  12. 12.  Construction: • The evaporator consists of a short tube calendria and a large cylindrical vessel (body of the evaporator) for separation of vapor and liquid takes place. • The liquor inlet is provided at the side of the cylindrical vessel. • A pump is fitted in between the calendria and the body of the evaporator. • A tangential inlet for liquid under high pressure is placed at neck of the body of the evaporator. • The vapor outlet is placed at the top of the body and it may be passed through a condenser to collect the condensed liquid. FORCED CIRCULATION EVAPORATORS
  13. 13. DIAGRAM
  14. 14. 1)These have an great advantage over natural circulation evaporators in that the rapid liquid movement improves heat transfer, especially with viscous liquids or materials that deposit solids or foam readily. 2)The equipment is suitable for operation under reduced pressure due to the capacity of the process to overcome the effect of greater viscosity of liquids. 3)These evaporators possess rapid evaporation rate.
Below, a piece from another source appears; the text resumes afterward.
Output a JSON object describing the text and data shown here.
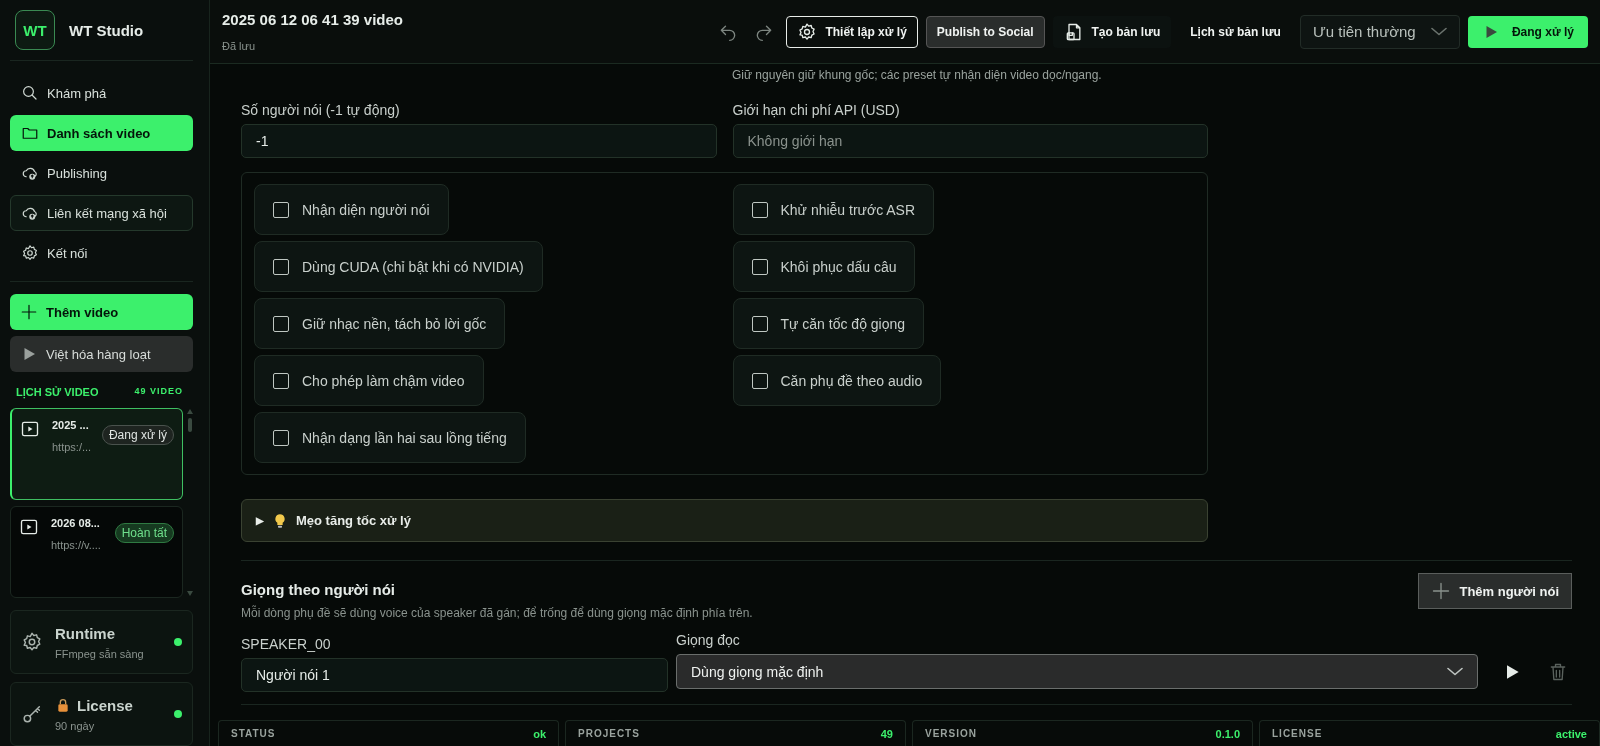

ADVANTAGES
  15. 15. • Corrosion-erosion can occur, due to high circulation velocities. • Salt deposits detach and accumulate at the bottom. DISADVANTAGES
  16. 16. Film evaporators spread the material as a film over the heated surface, and the vapor escapes the film. Types:- Climbing Film evaporators Falling Film evaporators FILM EVAPORATORS
  17. 17. • Working • At the upper end, the mixture of vapor and concentrated liquor enters a separator, the vapor passes to a condenser, and the concentrated liquid to a receiver. • Cold or pre heated liquor is introduced into the tube. • Heat is transferred to the liquor from the walls and boiling begins. • Ultimately sufficient vapor has been formed for the smaller bubbles to unite to a large bubble,filling the width of the tube. • As more vapor is formed, the slug of liquid is blown up the tube, the tube is filled with vapor, while the liquid continues to vaporize rapidly, the vapor escaping up the tube and, because of friction between the vapor and liquid, the film also is dragged up the tube upto a distance of 5 to 6 metres. CLIMBING FILM EVAPORATORS
  18. 18. DIAGRAM
  19. 19. Working principle • The liquor to be evaporated is introduced at the top of the evaporator tubes and the liquor comes down due to gravity. • The concentrate and vapor leaves the bottom. They are separated in a chamber where the concentrate is taken out through product outlet and vapor from vapor outlet. FALLING FILM EVAPORATORS
  20. 20. DIAGRAM
  21. 21.  Advantages: • Because of obtaining good heat transfer the method being especially useful with liquids that are too viscous to be processed in units in which the film is formed naturally.  Disadvantages: • A major disadvantage of falling film evaporators is the potential instability of the falling film • Expense to manufacture and install the instrument is high. • Difficult to clean and maintain. ADVANTAGES & DISADVANTAGES
  22. 22. THANK YOU 

×